App and web page records
Segment Open

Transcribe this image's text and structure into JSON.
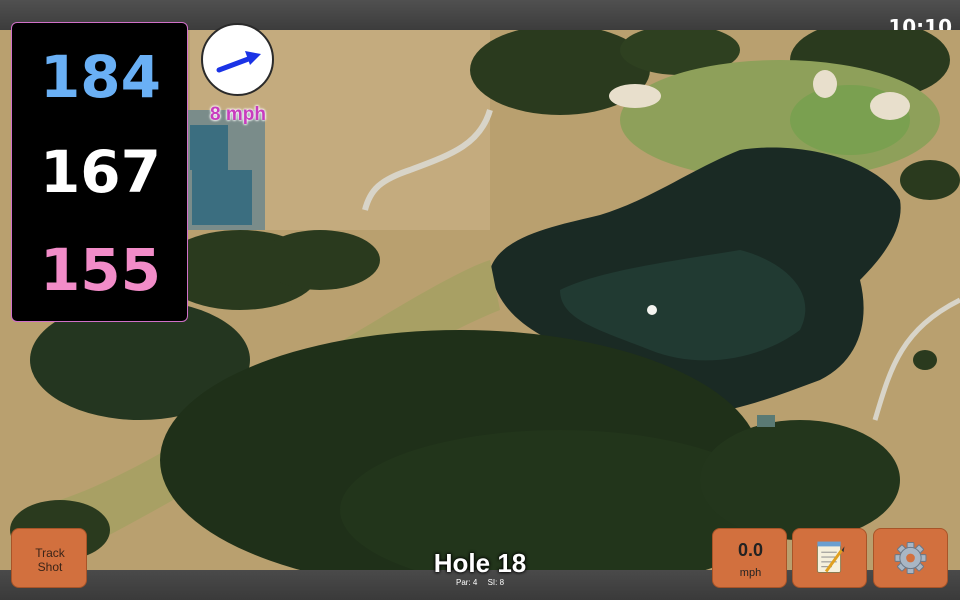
{
  "status": {
    "time": "10:10"
  },
  "yardages": {
    "back": "184",
    "middle": "167",
    "front": "155"
  },
  "wind": {
    "speed": "8 mph",
    "icon": "wind-direction-arrow"
  },
  "hole": {
    "title": "Hole 18",
    "par": "Par: 4",
    "si": "SI: 8"
  },
  "buttons": {
    "track_line1": "Track",
    "track_line2": "Shot",
    "speed_value": "0.0",
    "speed_unit": "mph",
    "scorecard_icon": "notepad-icon",
    "settings_icon": "gear-icon"
  },
  "colors": {
    "back_yardage": "#6ab0f5",
    "middle_yardage": "#ffffff",
    "front_yardage": "#f28cc8",
    "button_bg": "#d2703e",
    "wind_text": "#c83cbe"
  }
}
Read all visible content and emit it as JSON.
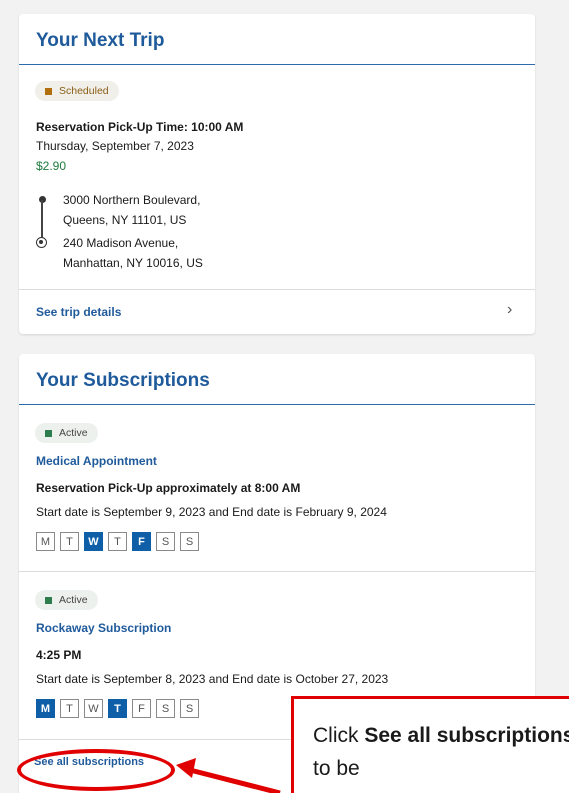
{
  "next_trip": {
    "title": "Your Next Trip",
    "status": "Scheduled",
    "pickup_time": "Reservation Pick-Up Time: 10:00 AM",
    "date": "Thursday, September 7, 2023",
    "fare": "$2.90",
    "origin_line1": "3000 Northern Boulevard,",
    "origin_line2": "Queens, NY 11101, US",
    "destination_line1": "240 Madison Avenue,",
    "destination_line2": "Manhattan, NY 10016, US",
    "details_link": "See trip details"
  },
  "subscriptions": {
    "title": "Your Subscriptions",
    "items": [
      {
        "status": "Active",
        "name": "Medical Appointment",
        "pickup": "Reservation Pick-Up approximately at 8:00 AM",
        "dates": "Start date is September 9, 2023 and End date is February 9, 2024",
        "days": [
          "M",
          "T",
          "W",
          "T",
          "F",
          "S",
          "S"
        ],
        "active_days": [
          false,
          false,
          true,
          false,
          true,
          false,
          false
        ]
      },
      {
        "status": "Active",
        "name": "Rockaway Subscription",
        "pickup": "4:25 PM",
        "dates": "Start date is September 8, 2023 and End date is October 27, 2023",
        "days": [
          "M",
          "T",
          "W",
          "T",
          "F",
          "S",
          "S"
        ],
        "active_days": [
          true,
          false,
          false,
          true,
          false,
          false,
          false
        ]
      }
    ],
    "see_all_link": "See all subscriptions"
  },
  "annotation": {
    "prefix": "Click ",
    "bold": "See all subscriptions",
    "suffix": " to be",
    "color": "#e00000"
  }
}
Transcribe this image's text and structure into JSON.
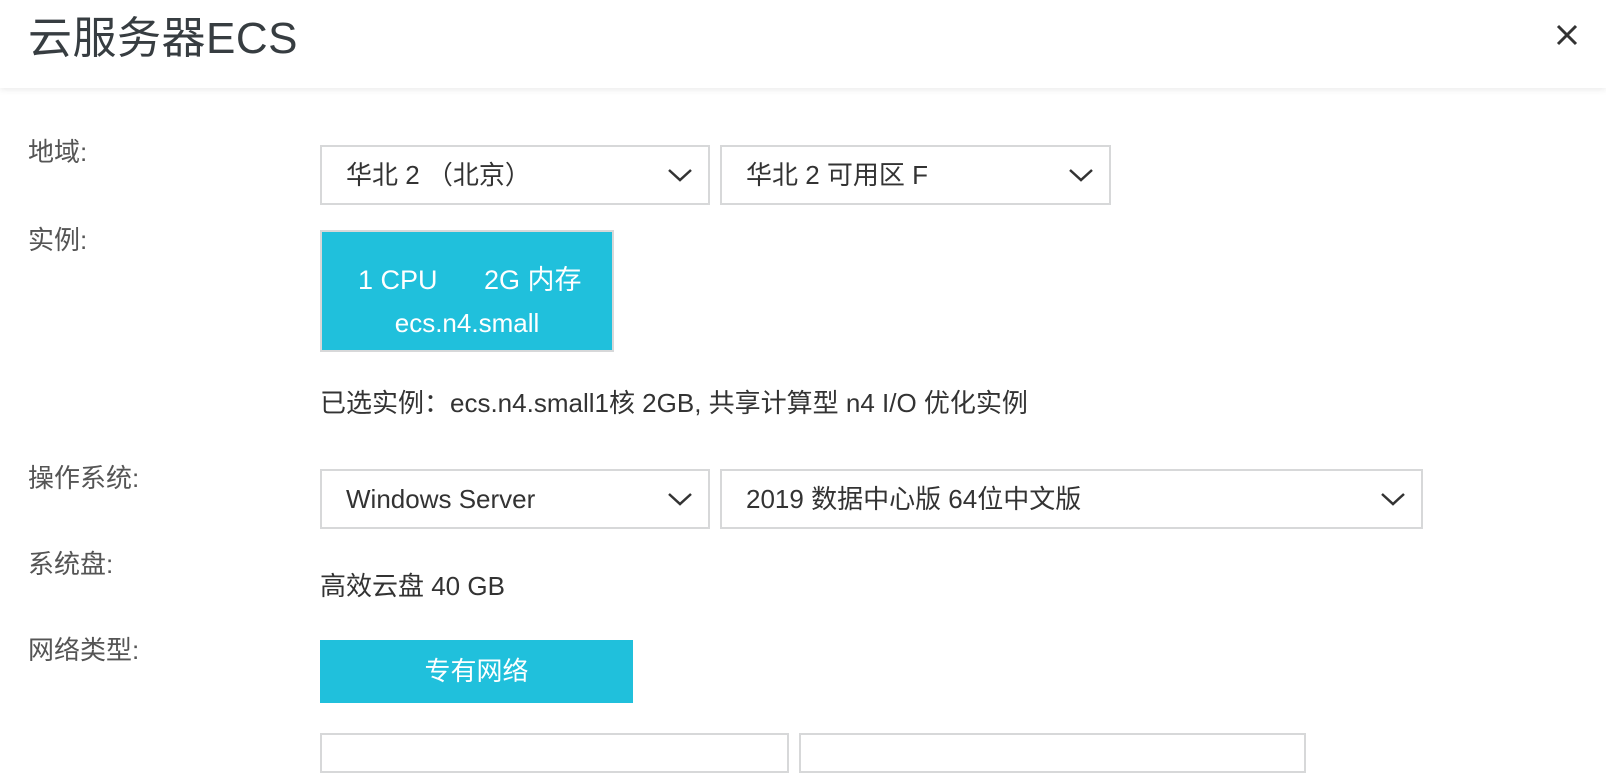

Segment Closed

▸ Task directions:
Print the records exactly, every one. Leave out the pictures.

▸ Task answer:
Transcribe this image's text and structure into JSON.
{
  "status": {
    "time": "10:10"
  },
  "yardages": {
    "back": "184",
    "middle": "167",
    "front": "155"
  },
  "wind": {
    "speed": "8 mph",
    "icon": "wind-direction-arrow"
  },
  "hole": {
    "title": "Hole 18",
    "par": "Par: 4",
    "si": "SI: 8"
  },
  "buttons": {
    "track_line1": "Track",
    "track_line2": "Shot",
    "speed_value": "0.0",
    "speed_unit": "mph",
    "scorecard_icon": "notepad-icon",
    "settings_icon": "gear-icon"
  },
  "colors": {
    "back_yardage": "#6ab0f5",
    "middle_yardage": "#ffffff",
    "front_yardage": "#f28cc8",
    "button_bg": "#d2703e",
    "wind_text": "#c83cbe"
  }
}
Read all visible content and emit it as JSON.
{
  "next_trip": {
    "title": "Your Next Trip",
    "status": "Scheduled",
    "pickup_time": "Reservation Pick-Up Time: 10:00 AM",
    "date": "Thursday, September 7, 2023",
    "fare": "$2.90",
    "origin_line1": "3000 Northern Boulevard,",
    "origin_line2": "Queens, NY 11101, US",
    "destination_line1": "240 Madison Avenue,",
    "destination_line2": "Manhattan, NY 10016, US",
    "details_link": "See trip details"
  },
  "subscriptions": {
    "title": "Your Subscriptions",
    "items": [
      {
        "status": "Active",
        "name": "Medical Appointment",
        "pickup": "Reservation Pick-Up approximately at 8:00 AM",
        "dates": "Start date is September 9, 2023 and End date is February 9, 2024",
        "days": [
          "M",
          "T",
          "W",
          "T",
          "F",
          "S",
          "S"
        ],
        "active_days": [
          false,
          false,
          true,
          false,
          true,
          false,
          false
        ]
      },
      {
        "status": "Active",
        "name": "Rockaway Subscription",
        "pickup": "4:25 PM",
        "dates": "Start date is September 8, 2023 and End date is October 27, 2023",
        "days": [
          "M",
          "T",
          "W",
          "T",
          "F",
          "S",
          "S"
        ],
        "active_days": [
          true,
          false,
          false,
          true,
          false,
          false,
          false
        ]
      }
    ],
    "see_all_link": "See all subscriptions"
  },
  "annotation": {
    "prefix": "Click ",
    "bold": "See all subscriptions",
    "suffix": " to be",
    "color": "#e00000"
  }
}
Transcribe this image's text and structure into JSON.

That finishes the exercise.